|ALFARO, GABRIELY - Washington State University|
|MORRIS, CRAIG - US Department Of Agriculture (USDA)|
Submitted to: Journal of Cereal Science
Publication Type: Peer Reviewed Journal
Publication Acceptance Date: 12/26/2022
Publication Date: 1/10/2023
Citation: Alfaro, G.M., Kiszonas, A., Morris, C. 2023. Quick-cooking laminated white salted noodle development. Journal of Cereal Science. 110. Article 103622. https://doi.org/10.1016/j.jcs.2022.103622.
Interpretive Summary: Starch is one of the major components of wheat flour, formed by polysaccharides amylose and amylopectin and aggregated in granules. Amylose represents 25% of the starch in regular wheat, whereas amylopectin accounts for the remaining 75%. In wheat, amylose is synthesized by the Granule Bond Starch Synthase (GBSS) enzyme, the genetic loci for which are found in chromosomes 7A, 4A, and 7D, named Wx-A1, Wx-B1, and Wx-D1, respectively. When one or two of these loci have null alleles, the percentage of amylose in the starch decreases while the percentage of amylopectin increases, resulting in partial waxy wheat. The presence of three non-functional alleles results in full waxy wheat with almost no amylose and nearly 100% amylopectin in starch. White salted noodles, made from wheat flour, water, and salt, are a major type of Asian noodles. The most common types of white salted noodles are fresh, dried, and boiled noodles, which are further classified into very thin, thin, standard, and flat noodles based on the size of the noodle strands. The purpose of this study is to investigate the development of a quick-cooking fresh white salted noodle that combines full waxy, partial waxy, and regular wheat flour, including an extra step in noodle preparation that involves compounding three noodle layers. The moisture, protein, and ash content of flours tested were determined. Noodle properties such as cooking time, color, firmness, weight increase, and cooking loss were evaluated and compared to standards made with commercial noodle flour.
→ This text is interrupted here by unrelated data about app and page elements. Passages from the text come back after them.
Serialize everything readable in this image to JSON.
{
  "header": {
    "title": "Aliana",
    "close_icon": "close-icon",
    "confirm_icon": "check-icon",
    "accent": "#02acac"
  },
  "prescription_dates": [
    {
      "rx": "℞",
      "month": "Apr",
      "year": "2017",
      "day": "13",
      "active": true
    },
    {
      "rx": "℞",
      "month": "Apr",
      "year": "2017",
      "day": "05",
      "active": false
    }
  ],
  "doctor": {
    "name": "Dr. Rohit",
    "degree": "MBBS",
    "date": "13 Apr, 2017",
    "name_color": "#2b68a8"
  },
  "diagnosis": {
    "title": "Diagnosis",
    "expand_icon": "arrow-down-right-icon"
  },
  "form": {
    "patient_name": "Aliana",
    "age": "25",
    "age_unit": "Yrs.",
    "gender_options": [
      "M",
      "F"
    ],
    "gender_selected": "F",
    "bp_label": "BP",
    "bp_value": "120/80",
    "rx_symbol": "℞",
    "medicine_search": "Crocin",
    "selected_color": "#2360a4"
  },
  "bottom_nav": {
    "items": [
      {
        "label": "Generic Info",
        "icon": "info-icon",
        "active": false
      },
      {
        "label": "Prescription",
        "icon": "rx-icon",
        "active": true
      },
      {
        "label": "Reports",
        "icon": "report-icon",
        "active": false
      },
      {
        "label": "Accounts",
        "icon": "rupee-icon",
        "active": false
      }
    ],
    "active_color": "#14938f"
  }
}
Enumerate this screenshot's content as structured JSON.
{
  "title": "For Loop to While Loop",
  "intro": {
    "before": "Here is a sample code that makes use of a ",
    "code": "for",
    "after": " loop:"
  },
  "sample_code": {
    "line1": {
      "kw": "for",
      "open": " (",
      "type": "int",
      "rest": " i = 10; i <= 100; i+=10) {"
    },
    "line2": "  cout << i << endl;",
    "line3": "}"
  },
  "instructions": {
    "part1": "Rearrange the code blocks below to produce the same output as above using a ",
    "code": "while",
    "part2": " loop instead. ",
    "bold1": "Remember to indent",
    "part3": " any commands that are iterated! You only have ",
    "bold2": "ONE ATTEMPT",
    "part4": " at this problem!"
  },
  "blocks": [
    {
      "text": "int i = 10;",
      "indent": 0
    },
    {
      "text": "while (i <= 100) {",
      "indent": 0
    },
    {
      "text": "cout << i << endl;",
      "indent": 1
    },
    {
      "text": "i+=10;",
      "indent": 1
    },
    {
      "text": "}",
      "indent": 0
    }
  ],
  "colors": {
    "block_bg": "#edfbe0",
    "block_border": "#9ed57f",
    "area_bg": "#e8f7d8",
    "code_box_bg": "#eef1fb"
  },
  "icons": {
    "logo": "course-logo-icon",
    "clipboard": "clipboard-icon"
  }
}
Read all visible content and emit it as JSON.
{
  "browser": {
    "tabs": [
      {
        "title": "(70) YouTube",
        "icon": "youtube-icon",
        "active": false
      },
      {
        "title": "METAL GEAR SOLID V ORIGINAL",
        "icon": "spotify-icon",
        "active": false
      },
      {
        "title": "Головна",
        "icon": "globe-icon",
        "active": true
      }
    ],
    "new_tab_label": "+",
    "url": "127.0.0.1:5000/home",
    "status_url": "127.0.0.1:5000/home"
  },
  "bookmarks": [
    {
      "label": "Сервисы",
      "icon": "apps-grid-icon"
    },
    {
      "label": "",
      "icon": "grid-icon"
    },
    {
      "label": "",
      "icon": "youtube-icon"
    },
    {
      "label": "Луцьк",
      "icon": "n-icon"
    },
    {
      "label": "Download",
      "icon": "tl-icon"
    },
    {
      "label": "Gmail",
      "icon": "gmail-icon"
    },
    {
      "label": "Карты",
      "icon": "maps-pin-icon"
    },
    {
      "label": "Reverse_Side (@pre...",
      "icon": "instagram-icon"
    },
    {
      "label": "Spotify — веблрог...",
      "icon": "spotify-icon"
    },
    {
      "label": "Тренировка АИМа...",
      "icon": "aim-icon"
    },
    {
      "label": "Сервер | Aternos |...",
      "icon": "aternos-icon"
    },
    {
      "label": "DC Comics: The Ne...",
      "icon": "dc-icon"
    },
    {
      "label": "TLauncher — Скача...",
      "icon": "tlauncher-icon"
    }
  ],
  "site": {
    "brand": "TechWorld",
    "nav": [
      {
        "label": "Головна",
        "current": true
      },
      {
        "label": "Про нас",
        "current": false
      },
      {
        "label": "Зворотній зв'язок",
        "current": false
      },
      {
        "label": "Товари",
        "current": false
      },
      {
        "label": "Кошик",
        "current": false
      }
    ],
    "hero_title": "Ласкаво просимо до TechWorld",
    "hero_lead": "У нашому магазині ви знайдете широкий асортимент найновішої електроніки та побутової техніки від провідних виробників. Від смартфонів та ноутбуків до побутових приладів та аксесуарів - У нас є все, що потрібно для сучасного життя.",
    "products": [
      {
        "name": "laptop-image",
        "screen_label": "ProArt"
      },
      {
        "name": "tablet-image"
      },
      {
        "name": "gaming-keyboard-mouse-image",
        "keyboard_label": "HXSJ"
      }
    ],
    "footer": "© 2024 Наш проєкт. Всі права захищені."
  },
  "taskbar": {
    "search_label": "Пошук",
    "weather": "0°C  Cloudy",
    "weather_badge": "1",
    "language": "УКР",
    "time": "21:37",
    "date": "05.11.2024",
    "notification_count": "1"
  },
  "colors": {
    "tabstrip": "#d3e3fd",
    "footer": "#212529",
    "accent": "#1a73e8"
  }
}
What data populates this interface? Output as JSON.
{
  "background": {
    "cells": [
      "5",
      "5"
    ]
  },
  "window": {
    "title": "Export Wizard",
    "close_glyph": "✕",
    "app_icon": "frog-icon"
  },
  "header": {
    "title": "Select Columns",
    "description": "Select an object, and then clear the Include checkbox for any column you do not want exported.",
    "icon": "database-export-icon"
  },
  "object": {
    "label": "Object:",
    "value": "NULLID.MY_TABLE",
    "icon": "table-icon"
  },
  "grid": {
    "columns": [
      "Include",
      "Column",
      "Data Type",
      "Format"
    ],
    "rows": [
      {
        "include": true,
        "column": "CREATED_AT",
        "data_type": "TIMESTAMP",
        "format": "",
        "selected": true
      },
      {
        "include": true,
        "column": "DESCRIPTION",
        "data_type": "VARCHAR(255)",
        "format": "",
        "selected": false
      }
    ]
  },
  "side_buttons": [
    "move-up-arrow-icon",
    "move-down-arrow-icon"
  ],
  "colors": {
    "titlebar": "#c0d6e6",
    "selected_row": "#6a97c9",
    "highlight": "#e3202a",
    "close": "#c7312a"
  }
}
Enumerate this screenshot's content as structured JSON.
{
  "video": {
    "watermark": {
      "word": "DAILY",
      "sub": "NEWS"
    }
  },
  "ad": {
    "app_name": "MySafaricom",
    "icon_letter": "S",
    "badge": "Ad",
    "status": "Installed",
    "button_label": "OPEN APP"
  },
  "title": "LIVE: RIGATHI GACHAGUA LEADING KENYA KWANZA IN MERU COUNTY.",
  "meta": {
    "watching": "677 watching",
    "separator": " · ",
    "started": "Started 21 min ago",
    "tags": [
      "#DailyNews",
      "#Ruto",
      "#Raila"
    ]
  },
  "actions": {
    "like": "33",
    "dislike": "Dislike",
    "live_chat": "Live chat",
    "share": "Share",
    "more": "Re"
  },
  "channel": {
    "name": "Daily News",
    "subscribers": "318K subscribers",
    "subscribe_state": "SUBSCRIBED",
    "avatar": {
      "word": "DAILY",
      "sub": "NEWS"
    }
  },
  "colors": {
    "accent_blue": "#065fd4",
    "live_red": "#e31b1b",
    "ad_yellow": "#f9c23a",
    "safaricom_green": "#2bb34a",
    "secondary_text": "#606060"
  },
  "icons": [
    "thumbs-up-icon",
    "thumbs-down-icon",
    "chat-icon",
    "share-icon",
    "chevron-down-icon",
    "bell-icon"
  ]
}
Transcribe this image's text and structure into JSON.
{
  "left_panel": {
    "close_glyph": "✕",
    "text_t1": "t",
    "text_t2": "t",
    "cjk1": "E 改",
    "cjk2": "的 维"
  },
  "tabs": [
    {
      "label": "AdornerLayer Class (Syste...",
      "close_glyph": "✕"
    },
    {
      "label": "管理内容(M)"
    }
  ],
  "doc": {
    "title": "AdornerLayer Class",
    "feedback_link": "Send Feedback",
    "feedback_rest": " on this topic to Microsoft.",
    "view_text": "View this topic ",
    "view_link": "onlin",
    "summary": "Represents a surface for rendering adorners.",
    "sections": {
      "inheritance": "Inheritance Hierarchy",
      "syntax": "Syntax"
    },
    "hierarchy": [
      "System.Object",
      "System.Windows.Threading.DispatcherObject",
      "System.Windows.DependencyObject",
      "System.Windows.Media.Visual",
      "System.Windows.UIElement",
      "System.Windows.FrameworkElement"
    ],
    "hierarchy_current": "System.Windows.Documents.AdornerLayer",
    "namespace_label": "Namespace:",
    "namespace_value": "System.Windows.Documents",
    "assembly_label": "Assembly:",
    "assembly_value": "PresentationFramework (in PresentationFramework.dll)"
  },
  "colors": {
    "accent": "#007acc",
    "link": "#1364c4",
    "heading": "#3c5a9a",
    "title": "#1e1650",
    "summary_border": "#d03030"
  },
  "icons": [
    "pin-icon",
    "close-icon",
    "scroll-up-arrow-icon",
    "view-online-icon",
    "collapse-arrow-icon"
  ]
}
Technical Abstract: Normal wheat starch is composed of 75% amylopectin and 25% amylose. The granule bound starch synthase gene (GBSS) is responsible for amylose production in wheat, and the occurrence of three non-functional GBSS loci results in waxy wheat, with starch composed almost entirely of amylopectin. The composition and quality characteristics of waxy wheat have been studied for their suitability for various applications, including Japanese white salted noodles. Previous investigations linked the viscosity characteristics of partial waxy wheat to desirable texture attributes in white salted noodles, whereas the use of 100% full waxy wheat is not suitable due to increased undesirable noodle softness. This study was aimed at developing a quick cooking fresh white salted noodle combining full waxy wheat and wheat with normal starch profile in a three-layer laminated noodle. Quality characteristics of the developed laminated noodle were compared with the parameters of regular noodles to investigate the impact of the new formula and process on cooking time, firmness, color, weight increase, and cooking loss. Flour from wheat varieties Otto (normal starch), Ryan (partial waxy), and USDA Lori (full waxy) were used in this study, as well as commercial noodle flour from Japan. Laminated noodles with full waxy and normal starch flour cooked faster (8min 30s for Otto; P<0.0001) than regular and laminated noodles made with commercial flour (10min 30s). This study shows that the combination of normal-starch profile and full waxy wheat noodle layers can be used to produce a laminated noodle with lower cooking time, similar cooking loss, slightly firmer texture, and smaller water intake than noodles made with commercial flour. Noodles are a staple food in many Asian countries, and their consumption is increasing also in other regions of the world. The developed laminated noodle with shorter cooking time stands as a time-saving new application for waxy wheat.